Also welcoming the news was Dugard's stepfather, Carl Probyn, the last person to see her before she disappeared and a longtime suspect in the case. "It broke my marriage up. I've gone through hell; I mean I'm a suspect up until yesterday," Probyn told The Associated Press at his home in Orange, California.
Investigators searched the home and property where Dugard had been held captive, expanding their search to an adjacent property looking for clues in other missing persons cases.
Behind the Garrido home, investigators found what looked like a tented compound where Dugard and her children had lived. Inside they found a rug spread out with a bed on it. On the bed were several piles of clothing and boxes. Another tented area contained clothing, pictures, books, plastic storage containers, and toys. There were no modern conveniences except for electrical lighting.
According to court papers, Garrido had stopped having sex with Dugard around the time that she gave birth to her second child. Afterward, all five "held themselves out to be a family," taking vacations and running a family business together.
Phillip and Nancy Garrido pleaded not guilty to 29 counts, including forcible abduction, rape, and false imprisonment.

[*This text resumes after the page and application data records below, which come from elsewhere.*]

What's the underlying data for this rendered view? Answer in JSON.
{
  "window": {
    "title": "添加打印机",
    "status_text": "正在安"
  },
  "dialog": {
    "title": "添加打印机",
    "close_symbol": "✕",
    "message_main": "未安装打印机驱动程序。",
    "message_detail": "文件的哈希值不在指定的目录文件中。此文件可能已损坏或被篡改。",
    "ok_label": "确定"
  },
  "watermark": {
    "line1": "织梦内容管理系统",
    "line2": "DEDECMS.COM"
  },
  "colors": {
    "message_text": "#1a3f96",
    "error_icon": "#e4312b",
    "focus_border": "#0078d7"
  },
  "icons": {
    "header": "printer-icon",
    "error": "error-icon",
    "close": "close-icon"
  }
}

When the Garridos were arrested, Dugard experienced mixed emotions. With counseling and medical care, she began to understand the terrible things that were done to her. Her attorney McGregor Scott said she was fully cooperating with the investigation because she understood that the Garridos needed to be held accountable for their crimes.
$20 Million Settlement

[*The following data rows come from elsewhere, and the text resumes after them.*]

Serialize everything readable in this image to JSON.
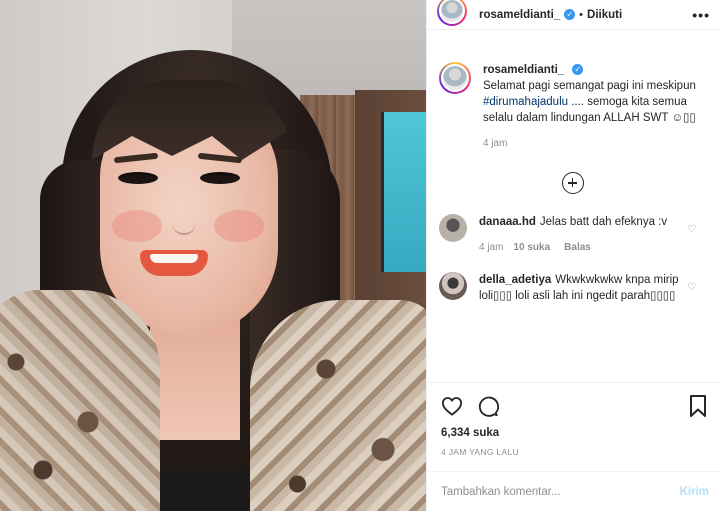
{
  "post": {
    "username": "rosameldianti_",
    "separator": "•",
    "follow_label": "Diikuti",
    "more_label": "•••",
    "caption_parts": {
      "before": "Selamat pagi semangat pagi ini meskipun ",
      "hashtag": "#dirumahajadulu",
      "after": " .... semoga kita semua selalu dalam lindungan ALLAH SWT ☺︎▯▯"
    },
    "caption_time": "4 jam",
    "likes": "6,334 suka",
    "timestamp": "4 JAM YANG LALU"
  },
  "comments": [
    {
      "username": "danaaa.hd",
      "text": "Jelas batt dah efeknya :v",
      "time": "4 jam",
      "likes": "10 suka",
      "reply_label": "Balas"
    },
    {
      "username": "della_adetiya",
      "text": "Wkwkwkwkw knpa mirip loli▯▯▯ loli asli lah ini ngedit parah▯▯▯▯"
    }
  ],
  "add_comment": {
    "placeholder": "Tambahkan komentar...",
    "send_label": "Kirim"
  },
  "icons": {
    "verified": "verified-badge-icon",
    "heart": "heart-icon",
    "comment": "comment-bubble-icon",
    "bookmark": "bookmark-icon",
    "load_more": "plus-circle-icon"
  },
  "colors": {
    "verified": "#3897f0",
    "send_disabled": "#b2dffc",
    "hashtag": "#003569"
  }
}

In February 2010, Dugard and her daughters, then 15 and 12, filed claims against the California Department of Corrections and Rehabilitation, claiming the agency failed to do its job of properly supervising Garrido, who was supposed to be under parole supervision during much of the time he held Dugard captive. Parole officers never discovered Dugard and her daughters during the 10 years Garrido was under supervision. The lawsuit also claimed psychological, physical, and emotional damage.
That July, the state offered Dugard a $20 million settlement mediated by retired San Francisco County Superior Court Judge Daniel Weinstein. "The money will be used to buy the family a home, ensure privacy, pay for education, replace lost income. and cover what will likely be years of therapy," Weinstein told reporters.

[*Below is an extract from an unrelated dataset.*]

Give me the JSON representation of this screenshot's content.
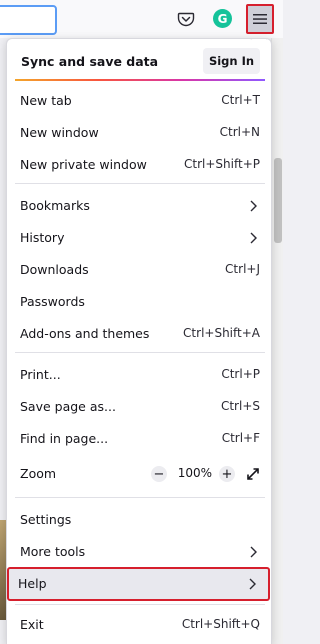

On April 28, 2011, the Garridos pleaded guilty to kidnapping and rape, sparing Dugard and her daughters from testifying at trial. On June 3, Phillip Garridos received a sentence of 431 years to life; Nancy Garridos was sentenced to 36 years to life. They made no eye contact with anyone and kept their heads down as Dugard's mother, Terry Probyn, read a statement from her daughter:
"I chose not to be here today because I refuse to waste another second of my life in your presence… Everything you have ever done to me has been wrong and someday I hope you can see that… As I think of all of those years I am angry because you stole my life and that of my family. Thankfully I am doing well now and no longer live in a nightmare."
Nancy Garrido is imprisoned at the California Institution for Women in Corona, California. Phillip Garrido's institution wasn't available in August 2019.
- Martinez, Michael. "Phillip, Nancy Garrido Sentenced in Jaycee Dugard Kidnapping." CNN.
- Glynn, Casey. "Nancy and Philip Garrido sentenced for Jaycee Lee Dugard kidnapping." CBS News.
- CDCR Inmate Locator. California Department of Corrections and Rehabilitation.